My mother had begun to shake, a hand resting upon the dirt wall of the crypt. I had not seen her return to me after making her call, but now she seemed unable to focus on my person at all. Her mouth moved wordlessly, fish-like.
“Look, mum, why don’t you go into the fresh air outside and wait for the police?” Already, the sirens were beginning to bleed through the tense air.
She nodded, tottering out and stumbling her way up the stairs to where the light sky welcomed her. Wishing I had more light to my subject than that little which filtered down, I watched her go, strange worry in my eyes betraying the care. When my sight returned to the ominous gloom-shape, I identified another foot, this one missing two of the middle toes, again at the base of the hideous statue, as if the victim was merely sitting in the solid mortar.
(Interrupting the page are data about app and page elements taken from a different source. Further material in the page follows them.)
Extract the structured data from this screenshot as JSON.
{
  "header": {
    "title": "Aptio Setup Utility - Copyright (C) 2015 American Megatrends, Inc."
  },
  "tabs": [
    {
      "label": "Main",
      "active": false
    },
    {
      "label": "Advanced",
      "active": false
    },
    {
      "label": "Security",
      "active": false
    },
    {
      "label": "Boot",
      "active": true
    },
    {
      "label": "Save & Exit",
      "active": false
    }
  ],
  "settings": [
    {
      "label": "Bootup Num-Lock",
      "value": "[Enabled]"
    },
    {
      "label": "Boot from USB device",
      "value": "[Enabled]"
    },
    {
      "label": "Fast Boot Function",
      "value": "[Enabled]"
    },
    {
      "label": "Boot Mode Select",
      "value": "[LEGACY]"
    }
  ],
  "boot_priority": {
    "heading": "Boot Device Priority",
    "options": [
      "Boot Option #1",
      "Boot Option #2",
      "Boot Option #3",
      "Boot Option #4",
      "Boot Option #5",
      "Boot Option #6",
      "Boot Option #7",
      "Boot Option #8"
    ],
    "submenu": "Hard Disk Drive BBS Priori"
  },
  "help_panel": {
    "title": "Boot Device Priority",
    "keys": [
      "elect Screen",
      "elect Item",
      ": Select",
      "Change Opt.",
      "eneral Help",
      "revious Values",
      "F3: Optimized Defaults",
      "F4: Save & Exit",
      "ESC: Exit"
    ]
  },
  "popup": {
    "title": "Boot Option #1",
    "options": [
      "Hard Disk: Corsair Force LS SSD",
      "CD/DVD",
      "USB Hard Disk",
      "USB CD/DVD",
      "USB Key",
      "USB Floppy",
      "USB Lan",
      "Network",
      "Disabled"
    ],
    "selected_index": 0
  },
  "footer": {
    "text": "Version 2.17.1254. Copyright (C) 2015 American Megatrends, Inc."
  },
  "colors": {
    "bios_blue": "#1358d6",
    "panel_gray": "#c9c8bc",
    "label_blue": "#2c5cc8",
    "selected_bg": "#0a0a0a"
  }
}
After a minute, I became aware of a multitude of footsteps pressing on the slate-floor above me; I myself held my ground, simply lifting my mother’s torch higher onto the xenolith. Expecting my mother to come screaming down, I kept my back to the door, still searching the faux-stone for any more horrific signs of body-parts. I trembled, cold spreading inside me again, and I tossed my hair, as if its defiance would protect me from more lurking evils.
Was it getting darker, chillier in here? The shadow in the entrance did little to bother me, except block out my last remaining light-source. And there, I prayed not, suddenly filled with the extent of my youth and my naivety, suddenly…more afraid. I was no longer fourteen and a scraggly amateur, ‘cosy’ sleuth, but my post as a detective had not made fear any easier to handle.
A beam of light trickled down from the stone roof above, and, as the only warmth I had, I side-stepped into it.
Torchlight, strong-beamed, unlike mine, reflected off the sparkles that adorned my converses, and it reflected through to the block. Company’s voice roused my spirits again.
“Ha. They never learn,” said he in his thick Russian accent.
“Inspector Simnova…” I replied, slowly stepping forward to let the light filter onto my pale skin.
“Well, Miss King, what have we got?”
“Have you ever seen anything like this?” I turned to him, hoping he couldn’t see how grateful I was for his presence.
Before he could properly reply, a column of uniformed police shuffled in efficiently, armed with chisel, unsealed body-bags, plastic, and more of those bright torches. As if they were about to cut into my heart, I felt as if they had invaded this private space.
“Come on, force, let’s see who this poor soul is,” he boomed over the entire cavern.
So the chiselling began. With it, a haunting rhythm that was hammered right into my skull.